Activity: Lines with "title": state how many there are in the records below, and nothing else.

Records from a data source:

╭──

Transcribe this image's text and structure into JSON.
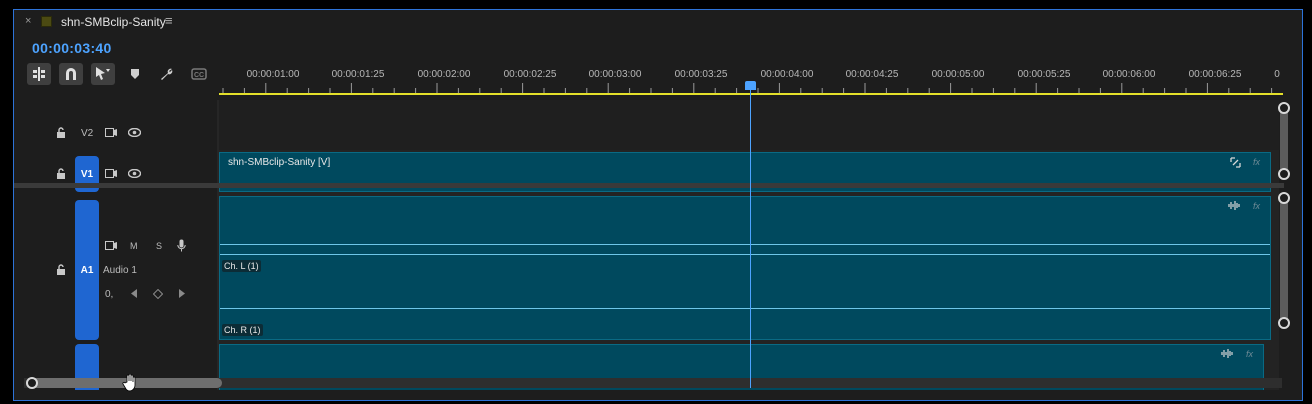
{
  "tab": {
    "close": "×",
    "title": "shn-SMBclip-Sanity",
    "menu": "≡"
  },
  "timecode": "00:00:03:40",
  "ruler": {
    "labels": [
      "00:00:01:00",
      "00:00:01:25",
      "00:00:02:00",
      "00:00:02:25",
      "00:00:03:00",
      "00:00:03:25",
      "00:00:04:00",
      "00:00:04:25",
      "00:00:05:00",
      "00:00:05:25",
      "00:00:06:00",
      "00:00:06:25",
      "0"
    ]
  },
  "tracks": {
    "v2": {
      "name": "V2"
    },
    "v1": {
      "name": "V1"
    },
    "a1": {
      "name": "A1",
      "label": "Audio 1",
      "mute": "M",
      "solo": "S",
      "keyframe_label": "0,"
    }
  },
  "clips": {
    "video": {
      "name": "shn-SMBclip-Sanity [V]",
      "fx": "fx"
    },
    "audio": {
      "ch_l": "Ch. L (1)",
      "ch_r": "Ch. R (1)",
      "fx": "fx"
    },
    "audio2": {
      "fx": "fx"
    }
  },
  "colors": {
    "accent": "#4da3ff",
    "track_target": "#1f66d1",
    "clip": "#00495e",
    "ruler_work_area": "#e3df2a"
  },
  "icons": [
    "insert-edit-icon",
    "snap-magnet-icon",
    "linked-selection-icon",
    "marker-icon",
    "wrench-icon",
    "captions-icon",
    "lock-icon",
    "film-icon",
    "eye-icon",
    "microphone-icon",
    "keyframe-icon"
  ]
}
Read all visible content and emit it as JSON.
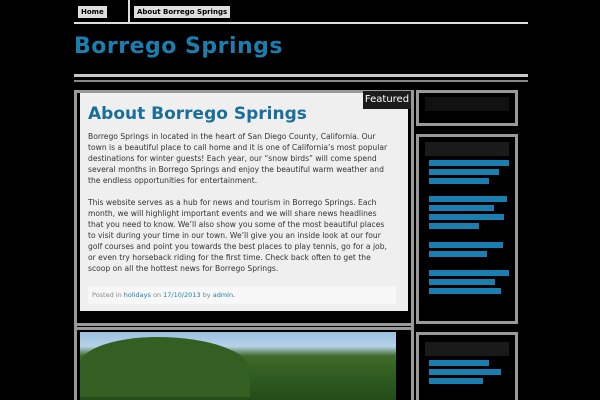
{
  "nav": {
    "items": [
      {
        "label": "Home"
      },
      {
        "label": "About Borrego Springs"
      }
    ]
  },
  "site": {
    "title": "Borrego Springs"
  },
  "post": {
    "badge": "Featured",
    "title": "About Borrego Springs",
    "paragraphs": [
      "Borrego Springs in located in the heart of San Diego County, California. Our town is a beautiful place to call home and it is one of California’s most popular destinations for winter guests! Each year, our “snow birds” will come spend several months in Borrego Springs and enjoy the beautiful warm weather and the endless opportunities for entertainment.",
      "This website serves as a hub for news and tourism in Borrego Springs. Each month, we will highlight important events and we will share news headlines that you need to know. We’ll also show you some of the most beautiful places to visit during your time in our town. We’ll give you an inside look at our four golf courses and point you towards the best places to play tennis, go for a job, or even try horseback riding for the first time. Check back often to get the scoop on all the hottest news for Borrego Springs."
    ],
    "meta": {
      "posted_in": "Posted in",
      "category": "holidays",
      "on": "on",
      "date": "17/10/2013",
      "by": "by",
      "author": "admin."
    }
  },
  "sidebar": {
    "links": [
      "",
      "",
      "",
      "",
      ""
    ]
  },
  "colors": {
    "accent": "#1a7fb0",
    "background": "#000000",
    "post_background": "#efefef"
  }
}
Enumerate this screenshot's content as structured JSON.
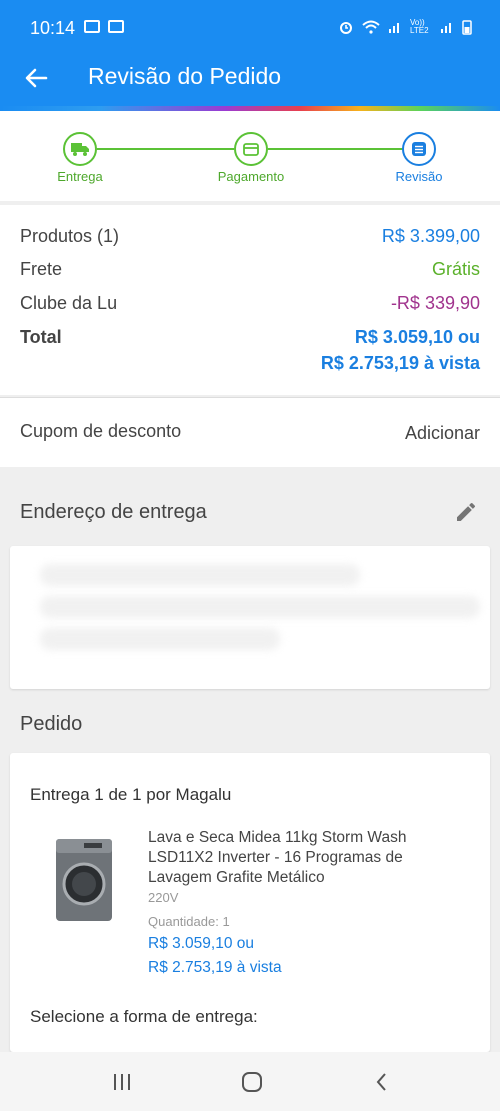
{
  "status_bar": {
    "time": "10:14",
    "network": "Vo)) LTE2"
  },
  "app_bar": {
    "title": "Revisão do Pedido"
  },
  "stepper": {
    "steps": [
      {
        "label": "Entrega",
        "icon": "truck-icon",
        "state": "done"
      },
      {
        "label": "Pagamento",
        "icon": "card-icon",
        "state": "done"
      },
      {
        "label": "Revisão",
        "icon": "list-icon",
        "state": "active"
      }
    ]
  },
  "summary": {
    "products_label": "Produtos (1)",
    "products_value": "R$ 3.399,00",
    "shipping_label": "Frete",
    "shipping_value": "Grátis",
    "club_label": "Clube da Lu",
    "club_value": "-R$ 339,90",
    "total_label": "Total",
    "total_value": "R$ 3.059,10 ou",
    "total_cash": "R$ 2.753,19 à vista"
  },
  "coupon": {
    "label": "Cupom de desconto",
    "action": "Adicionar"
  },
  "address": {
    "title": "Endereço de entrega"
  },
  "order": {
    "title": "Pedido",
    "delivery": "Entrega 1 de 1 por Magalu",
    "product_name": "Lava e Seca Midea 11kg Storm Wash LSD11X2 Inverter - 16 Programas de Lavagem Grafite Metálico",
    "voltage": "220V",
    "quantity": "Quantidade:  1",
    "price": "R$ 3.059,10 ou",
    "price_cash": "R$ 2.753,19 à vista",
    "shipping_select": "Selecione a forma de entrega:"
  },
  "colors": {
    "primary": "#1a8cf2",
    "accent_blue": "#1a7fe0",
    "green": "#5bb12b",
    "purple": "#a0338d"
  }
}
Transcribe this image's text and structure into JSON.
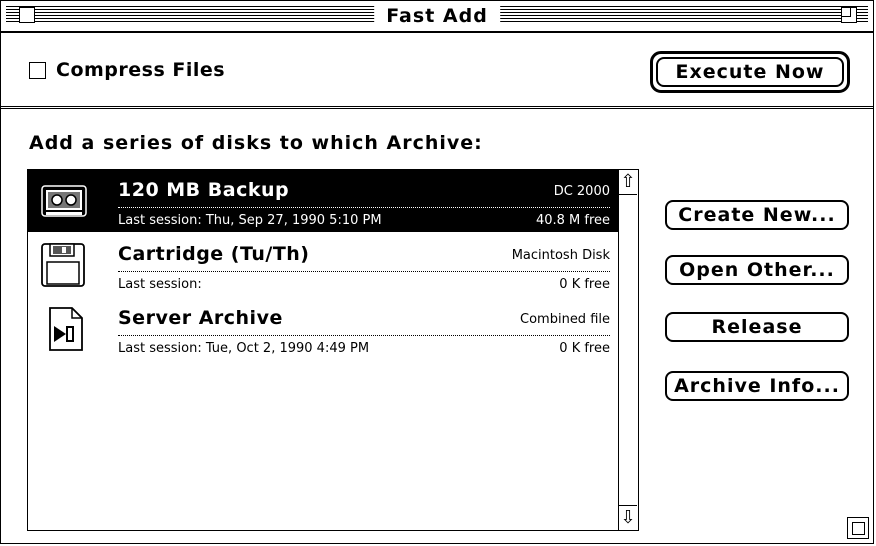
{
  "window": {
    "title": "Fast Add"
  },
  "compress": {
    "label": "Compress Files",
    "checked": false
  },
  "buttons": {
    "execute": "Execute Now",
    "create_new": "Create New...",
    "open_other": "Open Other...",
    "release": "Release",
    "archive_info": "Archive Info..."
  },
  "instruction": "Add a series of disks to which Archive:",
  "archives": [
    {
      "name": "120 MB Backup",
      "type": "DC 2000",
      "session": "Last session: Thu, Sep 27, 1990  5:10 PM",
      "free": "40.8 M  free",
      "icon": "tape-drive-icon",
      "selected": true
    },
    {
      "name": "Cartridge (Tu/Th)",
      "type": "Macintosh Disk",
      "session": "Last session:",
      "free": "0 K  free",
      "icon": "floppy-disk-icon",
      "selected": false
    },
    {
      "name": "Server Archive",
      "type": "Combined file",
      "session": "Last session: Tue, Oct 2, 1990  4:49 PM",
      "free": "0 K  free",
      "icon": "archive-file-icon",
      "selected": false
    }
  ]
}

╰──

Solved exercise: 7